In some ransomware cases, the attacker will set the ransom demand at a point that it's worth their while but will ensure that it is low enough that it is often cheaper for the victim to pay rather than to reconstruct their lost data. Attackers will sometimes offer discounts if their victim pays within a specific timeframe, e.g., three days.

With that in mind, some companies are building up reserves of Bitcoin specifically for ransom payments.; this is mainly being seen in the UK, where organizations seem more likely to pay ransoms. According to Gotham Sharma, managing director at Exeltek Consulting Group, "About a third of mid-sized British companies report having Bitcoin on hand to respond to ransomware emergencies when other options can't be immediately exhausted."

How to stop ransomware 

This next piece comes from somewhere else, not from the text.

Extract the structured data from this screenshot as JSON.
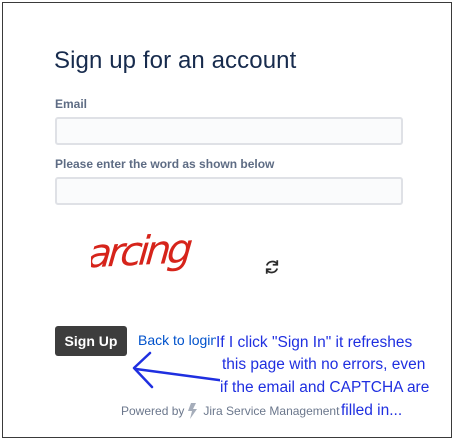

If you find yourself infected by ransomware, first, you need to find out what kind of ransomware it is. For example, if you can't get past a ransomware note on your screen, then you probably have been infected by screen-locking ransomware. If you can browse through your apps but can't open your files, movies, etc. it's likely encrypting ransomware has affected your system – the worse of the two. If you can navigate your network and read all your files, then it's probably a fake that is just trying to scare you into paying.

How to prevent ransomware

-Ensure you have a good backup of all your files.; this way, if anything does happen, restoration of your files from a backup is the fastest way to regain access to your data.

-When answering emails, unsolicited phone calls, text messages, or instant messages do not provide any personal information. Phishers can try and trick employees into installing malware or gain intelligence by claiming they are someone from your IT department.

-Ensure you have reputable antivirus software and a firewall. There is a lot of fake software on the market, so your antivirus and firewall must be good enough to ensure you're safe from malware threats.

– Make sure you have content scanning and filtering on your mail servers. Scan every inbound email for known threats and block any attachment types that could pose a threat.

-If you are traveling for work, ensure that you inform your IT department beforehand, especially if you think you may be using public wireless internet points. Make sure you have a trustworthy Virtual Private Network (VPN) when accessing any public Wi-Fi spots.

– Make sure all your computer software is up to date; this includes the operating system, browser, and any toolbar plug-ins you use.